Build A Saltwater Circuit
Did you know that you can use salt water to make a light bulb shine? It sounds crazy, but it's true! This is because saltwater is a good conductor of electricity which makes ocean water a resource for renewable energy.
Salt molecules are made of sodium ions and chloride ions.
(An ion is an atom that has an electrical charge because it has either gained or lost an electron, also meaning it has a positive charge and a negative charge.)
When you put salt in water, the water molecules pull the sodium and chlorine ions apart so they are floating freely, increasing the conductivity. These ions are what carry electricity through the water with an electric current. In short, saltwater (water + sodium chloride) can help to produce electricity. While this can be done on a large scale, let's try a small-scale fun science project to see how it works! A project like this would make a great science fair project for elementary or middle school.
DIY Saltwater Circuit Project
What You Need:
- Cup or beaker
- Masking tape
- Water (can be tap water)
- Insulated copper wire
- Salt (table salt)
- 9-volt battery
- Aluminum foil
- A 3.7-volt light bulb in a socket (or buzzer)
- Tongue depressors (or popsicle sticks)
What You Do:
- Wrap two tongue depressors in aluminum foil.
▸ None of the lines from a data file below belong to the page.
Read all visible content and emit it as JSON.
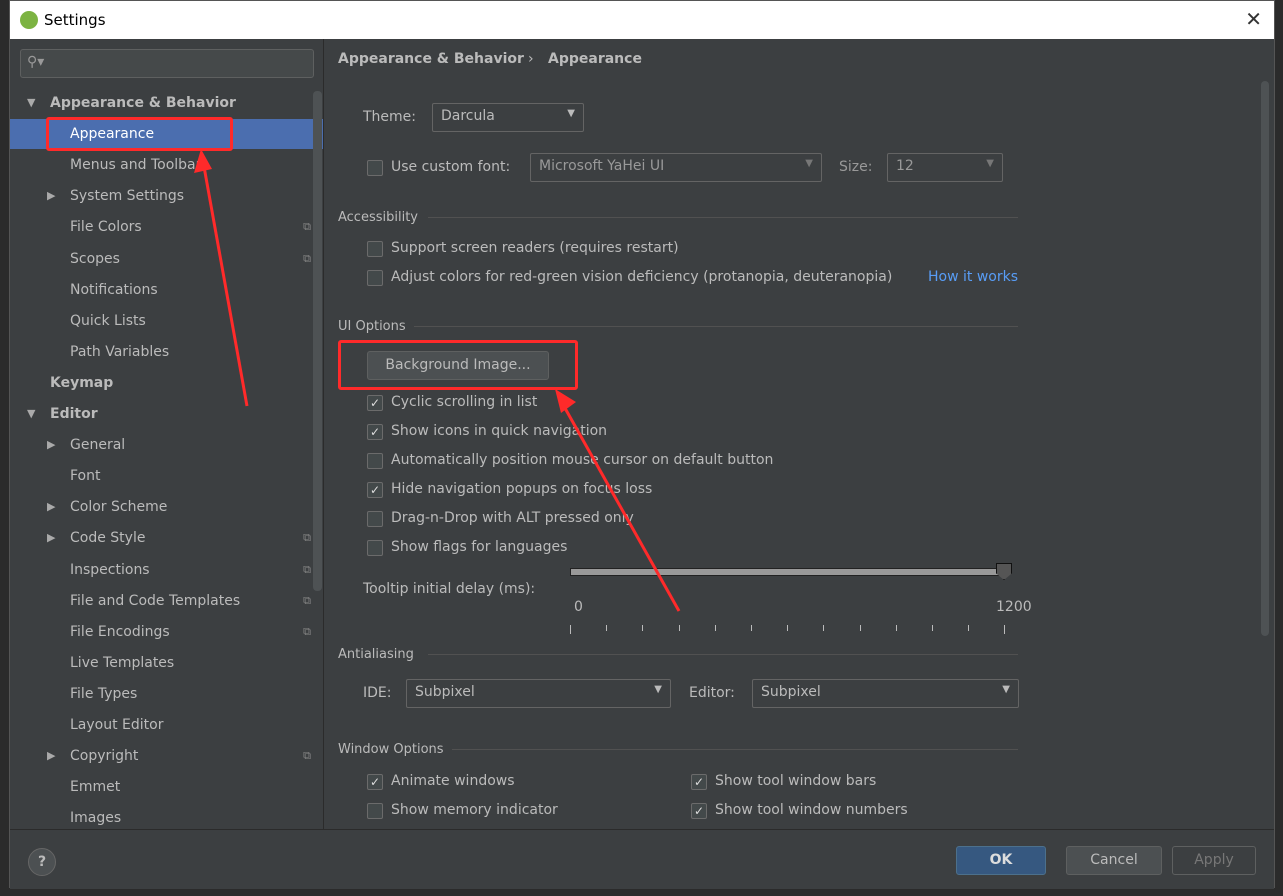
{
  "window": {
    "title": "Settings",
    "close": "✕"
  },
  "search": {
    "placeholder": "",
    "icon": "search-icon"
  },
  "sidebar": {
    "items": [
      {
        "label": "Appearance & Behavior",
        "bold": true,
        "expanded": true
      },
      {
        "label": "Appearance",
        "selected": true
      },
      {
        "label": "Menus and Toolbars"
      },
      {
        "label": "System Settings",
        "expandable": true
      },
      {
        "label": "File Colors",
        "copy": true
      },
      {
        "label": "Scopes",
        "copy": true
      },
      {
        "label": "Notifications"
      },
      {
        "label": "Quick Lists"
      },
      {
        "label": "Path Variables"
      },
      {
        "label": "Keymap",
        "bold": true
      },
      {
        "label": "Editor",
        "bold": true,
        "expanded": true
      },
      {
        "label": "General",
        "expandable": true
      },
      {
        "label": "Font"
      },
      {
        "label": "Color Scheme",
        "expandable": true
      },
      {
        "label": "Code Style",
        "expandable": true,
        "copy": true
      },
      {
        "label": "Inspections",
        "copy": true
      },
      {
        "label": "File and Code Templates",
        "copy": true
      },
      {
        "label": "File Encodings",
        "copy": true
      },
      {
        "label": "Live Templates"
      },
      {
        "label": "File Types"
      },
      {
        "label": "Layout Editor"
      },
      {
        "label": "Copyright",
        "expandable": true,
        "copy": true
      },
      {
        "label": "Emmet"
      },
      {
        "label": "Images"
      }
    ]
  },
  "breadcrumb": {
    "parent": "Appearance & Behavior",
    "sep": "›",
    "current": "Appearance"
  },
  "theme": {
    "label": "Theme:",
    "value": "Darcula"
  },
  "font": {
    "checkbox": "Use custom font:",
    "checked": false,
    "value": "Microsoft YaHei UI",
    "size_label": "Size:",
    "size": "12"
  },
  "accessibility": {
    "title": "Accessibility",
    "screen_readers": "Support screen readers (requires restart)",
    "color_adjust": "Adjust colors for red-green vision deficiency (protanopia, deuteranopia)",
    "how_link": "How it works"
  },
  "ui_options": {
    "title": "UI Options",
    "bg_button": "Background Image...",
    "options": [
      {
        "label": "Cyclic scrolling in list",
        "checked": true
      },
      {
        "label": "Show icons in quick navigation",
        "checked": true
      },
      {
        "label": "Automatically position mouse cursor on default button",
        "checked": false
      },
      {
        "label": "Hide navigation popups on focus loss",
        "checked": true
      },
      {
        "label": "Drag-n-Drop with ALT pressed only",
        "checked": false
      },
      {
        "label": "Show flags for languages",
        "checked": false
      }
    ],
    "tooltip_label": "Tooltip initial delay (ms):",
    "tooltip_min": "0",
    "tooltip_max": "1200",
    "tooltip_value": 1200
  },
  "antialiasing": {
    "title": "Antialiasing",
    "ide_label": "IDE:",
    "ide": "Subpixel",
    "editor_label": "Editor:",
    "editor": "Subpixel"
  },
  "window_options": {
    "title": "Window Options",
    "animate": "Animate windows",
    "memory": "Show memory indicator",
    "bars": "Show tool window bars",
    "numbers": "Show tool window numbers"
  },
  "footer": {
    "help": "?",
    "ok": "OK",
    "cancel": "Cancel",
    "apply": "Apply"
  },
  "colors": {
    "accent": "#4b6eaf",
    "ok": "#365880",
    "link": "#589df6",
    "annotation": "#ff2a2a"
  }
}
These will be your electrodes.
- Cut three 6-inch pieces of insulated copper wire and strip a half-inch of insulation off each end.
- Connect one end of a wire to the positive terminal of the battery - hold it in place with masking tape. (If you are using a battery cap, connect it to the red wire.) Connect the other end of the wire to the light bulb socket. (Just wrap the wire around the bottom of the bulb, if you don't have a socket. You may have to secure it with tape.)
- Take the second piece of wire and connect the light bulb socket with one of the electrodes. Use masking tape to stick the bare end of the wire on the aluminum foil near the top of the electrode.
- Use the third piece of wire to connect the negative terminal of the battery with the other electrode.
- Test out your circuit by touching the two electrodes together. This should complete the circuit and allow electricity to flow from one terminal of the battery to the other, lighting up the light bulb in the process. If the bulb doesn't light up, check your wire connections to make sure they are all secure, and then try again.
How to Test a Circuit in Water
- Pour 1 cup of water into a cup or beaker. (If you have distilled water, that will work best.)
- Put the two electrodes in the cup, but don't let them touch each other. What happens to the light bulb?
- Remove the electrodes from the cup and then stir in a teaspoon of salt until it dissolves. Put the electrodes in the saltwater without touching them together. Watch the light bulb.
The light bulb lit up because the sodium and chlorine ions conducted the electricity (an electrical current) from one electrode to the other. This completed the simple circuit, causing the light bulb to shine.
Try adding more table salt and see if the light bulb shines brighter. Use a buzzer instead of a light bulb and see if more or less salt in the water makes the buzzer ring louder or softer.
If you want to try another science experiment, you can complete this solar distillation project to get fresh water out of saltwater and then use your saltwater circuit to test the water you distill! Freshwater won't conduct electricity as well as saltwater.